Problem details:
Leave every image out, and print the remaining lines below exactly.

-- Dataset entries follows --

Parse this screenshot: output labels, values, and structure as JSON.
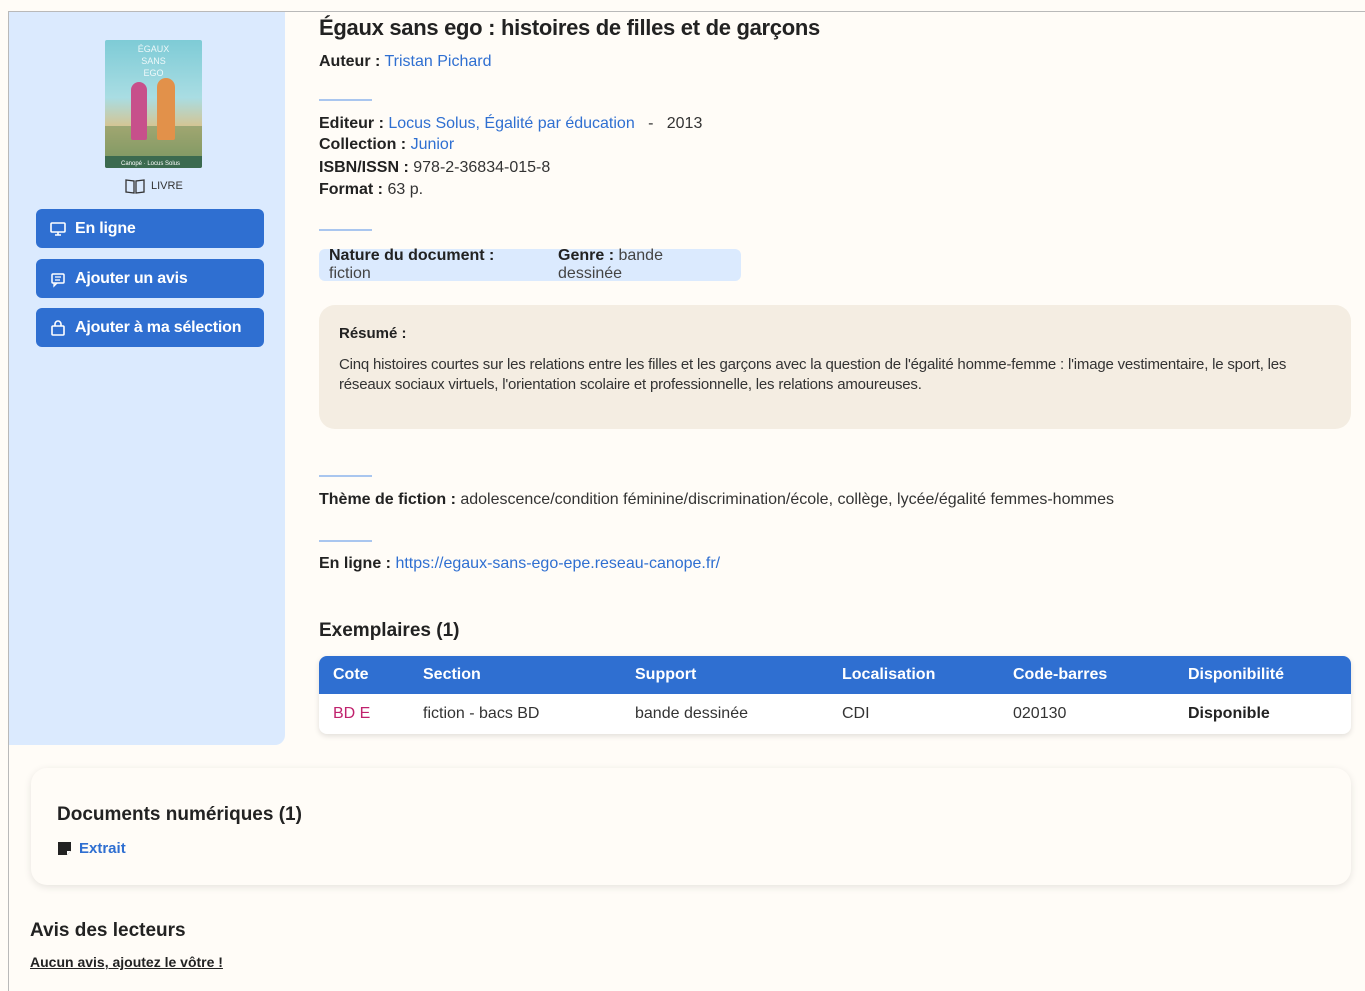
{
  "sidebar": {
    "cover": {
      "title_lines": [
        "ÉGAUX",
        "SANS",
        "EGO"
      ],
      "footer_text": "Canopé · Locus Solus"
    },
    "doc_type": "LIVRE",
    "buttons": [
      {
        "label": "En ligne",
        "icon": "monitor-icon"
      },
      {
        "label": "Ajouter un avis",
        "icon": "comment-icon"
      },
      {
        "label": "Ajouter à ma sélection",
        "icon": "bag-icon"
      }
    ]
  },
  "record": {
    "title": "Égaux sans ego : histoires de filles et de garçons",
    "author_label": "Auteur :",
    "author": "Tristan Pichard",
    "publisher_label": "Editeur :",
    "publisher": "Locus Solus, Égalité par éducation",
    "year_sep": "-",
    "year": "2013",
    "collection_label": "Collection :",
    "collection": "Junior",
    "isbn_label": "ISBN/ISSN :",
    "isbn": "978-2-36834-015-8",
    "format_label": "Format :",
    "format": "63 p.",
    "nature_label": "Nature du document :",
    "nature": "fiction",
    "genre_label": "Genre :",
    "genre": "bande dessinée",
    "resume_label": "Résumé :",
    "resume": "Cinq histoires courtes sur les relations entre les filles et les garçons avec la question de l'égalité homme-femme : l'image vestimentaire, le sport, les réseaux sociaux virtuels, l'orientation scolaire et professionnelle, les relations amoureuses.",
    "theme_label": "Thème de fiction :",
    "theme": "adolescence/condition féminine/discrimination/école, collège, lycée/égalité femmes-hommes",
    "online_label": "En ligne :",
    "online_url": "https://egaux-sans-ego-epe.reseau-canope.fr/"
  },
  "exemplaires": {
    "title": "Exemplaires (1)",
    "columns": [
      "Cote",
      "Section",
      "Support",
      "Localisation",
      "Code-barres",
      "Disponibilité"
    ],
    "rows": [
      [
        "BD E",
        "fiction - bacs BD",
        "bande dessinée",
        "CDI",
        "020130",
        "Disponible"
      ]
    ]
  },
  "docs_numeriques": {
    "title": "Documents numériques (1)",
    "link": "Extrait"
  },
  "avis": {
    "title": "Avis des lecteurs",
    "link": "Aucun avis, ajoutez le vôtre !"
  }
}
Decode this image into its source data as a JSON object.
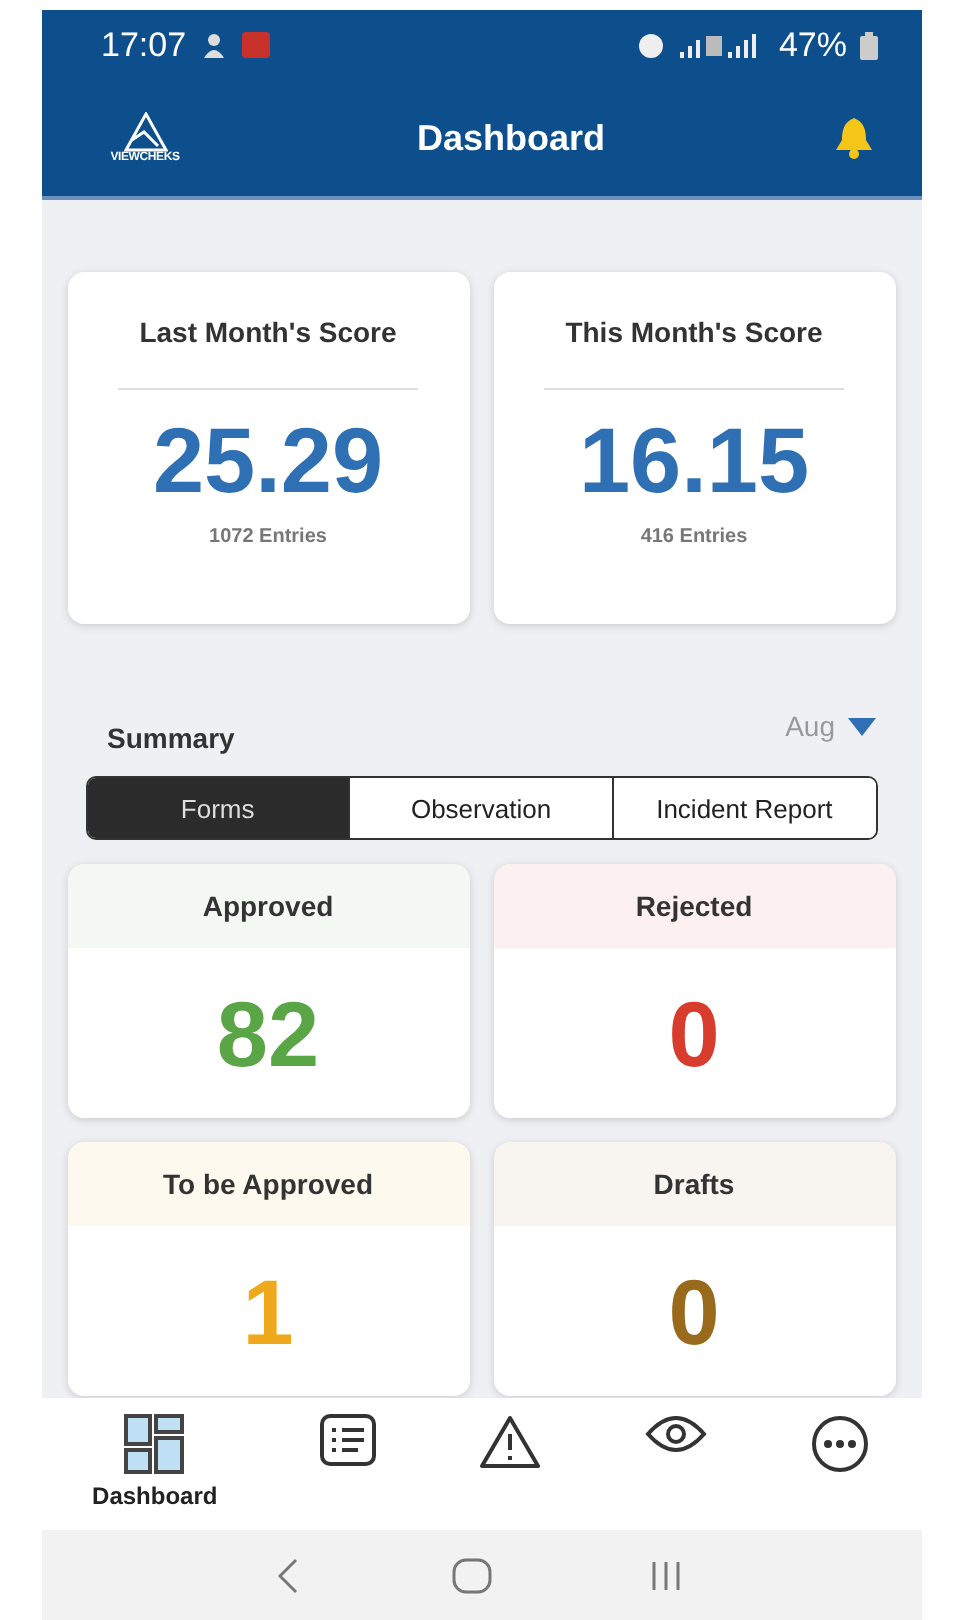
{
  "status_bar": {
    "time": "17:07",
    "battery": "47%"
  },
  "app_bar": {
    "logo_text": "VIEWCHEKS",
    "title": "Dashboard"
  },
  "scores": [
    {
      "title": "Last Month's Score",
      "value": "25.29",
      "entries": "1072 Entries"
    },
    {
      "title": "This Month's Score",
      "value": "16.15",
      "entries": "416 Entries"
    }
  ],
  "summary": {
    "title": "Summary",
    "month": "Aug"
  },
  "tabs": [
    {
      "label": "Forms",
      "selected": true
    },
    {
      "label": "Observation",
      "selected": false
    },
    {
      "label": "Incident Report",
      "selected": false
    }
  ],
  "stats": [
    {
      "label": "Approved",
      "value": "82",
      "color": "#5aa545"
    },
    {
      "label": "Rejected",
      "value": "0",
      "color": "#d83c2c"
    },
    {
      "label": "To be Approved",
      "value": "1",
      "color": "#f0a91c"
    },
    {
      "label": "Drafts",
      "value": "0",
      "color": "#9a6a1c"
    }
  ],
  "bottom_nav": [
    {
      "kind": "dashboard",
      "label": "Dashboard",
      "selected": true
    },
    {
      "kind": "list",
      "selected": false
    },
    {
      "kind": "warning",
      "selected": false
    },
    {
      "kind": "eye",
      "selected": false
    },
    {
      "kind": "more",
      "selected": false
    }
  ]
}
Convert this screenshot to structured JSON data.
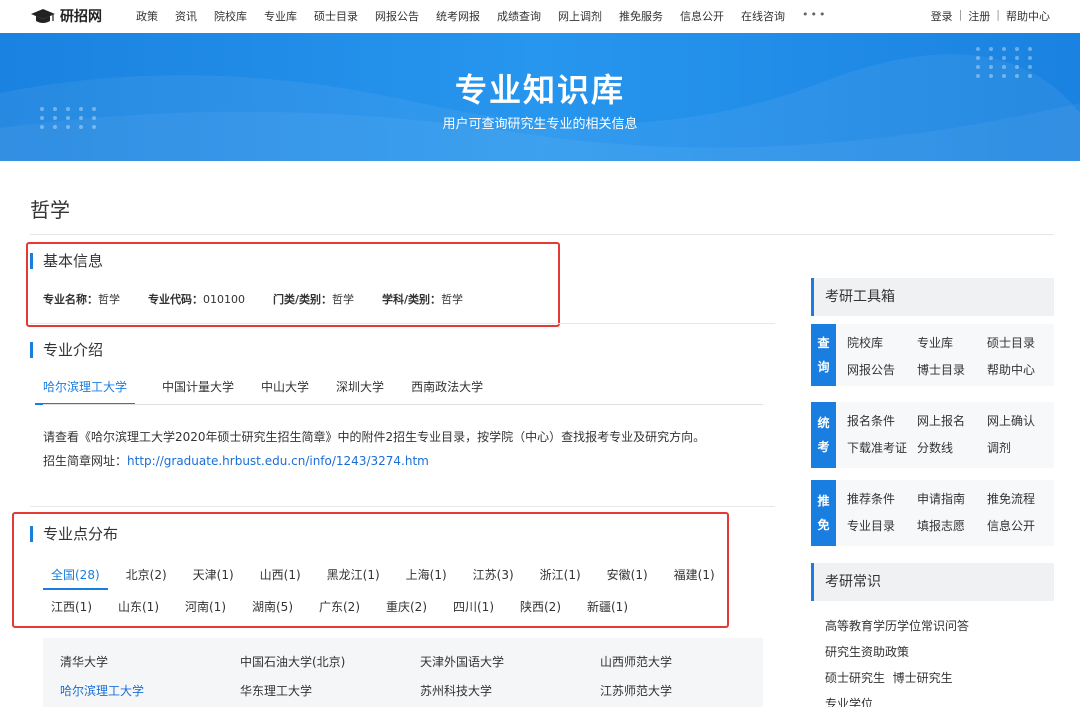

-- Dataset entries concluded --

Response:
Parse this screenshot: output labels, values, and structure as JSON.
{
  "sidebar": {
    "cover": {
      "title_lines": [
        "ÉGAUX",
        "SANS",
        "EGO"
      ],
      "footer_text": "Canopé · Locus Solus"
    },
    "doc_type": "LIVRE",
    "buttons": [
      {
        "label": "En ligne",
        "icon": "monitor-icon"
      },
      {
        "label": "Ajouter un avis",
        "icon": "comment-icon"
      },
      {
        "label": "Ajouter à ma sélection",
        "icon": "bag-icon"
      }
    ]
  },
  "record": {
    "title": "Égaux sans ego : histoires de filles et de garçons",
    "author_label": "Auteur :",
    "author": "Tristan Pichard",
    "publisher_label": "Editeur :",
    "publisher": "Locus Solus, Égalité par éducation",
    "year_sep": "-",
    "year": "2013",
    "collection_label": "Collection :",
    "collection": "Junior",
    "isbn_label": "ISBN/ISSN :",
    "isbn": "978-2-36834-015-8",
    "format_label": "Format :",
    "format": "63 p.",
    "nature_label": "Nature du document :",
    "nature": "fiction",
    "genre_label": "Genre :",
    "genre": "bande dessinée",
    "resume_label": "Résumé :",
    "resume": "Cinq histoires courtes sur les relations entre les filles et les garçons avec la question de l'égalité homme-femme : l'image vestimentaire, le sport, les réseaux sociaux virtuels, l'orientation scolaire et professionnelle, les relations amoureuses.",
    "theme_label": "Thème de fiction :",
    "theme": "adolescence/condition féminine/discrimination/école, collège, lycée/égalité femmes-hommes",
    "online_label": "En ligne :",
    "online_url": "https://egaux-sans-ego-epe.reseau-canope.fr/"
  },
  "exemplaires": {
    "title": "Exemplaires (1)",
    "columns": [
      "Cote",
      "Section",
      "Support",
      "Localisation",
      "Code-barres",
      "Disponibilité"
    ],
    "rows": [
      [
        "BD E",
        "fiction - bacs BD",
        "bande dessinée",
        "CDI",
        "020130",
        "Disponible"
      ]
    ]
  },
  "docs_numeriques": {
    "title": "Documents numériques (1)",
    "link": "Extrait"
  },
  "avis": {
    "title": "Avis des lecteurs",
    "link": "Aucun avis, ajoutez le vôtre !"
  }
}
Decode this image into its source data as a JSON object.
{
  "status_bar": {
    "time": "17:07",
    "battery": "47%"
  },
  "app_bar": {
    "logo_text": "VIEWCHEKS",
    "title": "Dashboard"
  },
  "scores": [
    {
      "title": "Last Month's Score",
      "value": "25.29",
      "entries": "1072 Entries"
    },
    {
      "title": "This Month's Score",
      "value": "16.15",
      "entries": "416 Entries"
    }
  ],
  "summary": {
    "title": "Summary",
    "month": "Aug"
  },
  "tabs": [
    {
      "label": "Forms",
      "selected": true
    },
    {
      "label": "Observation",
      "selected": false
    },
    {
      "label": "Incident Report",
      "selected": false
    }
  ],
  "stats": [
    {
      "label": "Approved",
      "value": "82",
      "color": "#5aa545"
    },
    {
      "label": "Rejected",
      "value": "0",
      "color": "#d83c2c"
    },
    {
      "label": "To be Approved",
      "value": "1",
      "color": "#f0a91c"
    },
    {
      "label": "Drafts",
      "value": "0",
      "color": "#9a6a1c"
    }
  ],
  "bottom_nav": [
    {
      "kind": "dashboard",
      "label": "Dashboard",
      "selected": true
    },
    {
      "kind": "list",
      "selected": false
    },
    {
      "kind": "warning",
      "selected": false
    },
    {
      "kind": "eye",
      "selected": false
    },
    {
      "kind": "more",
      "selected": false
    }
  ]
}
Convert this screenshot to structured JSON data.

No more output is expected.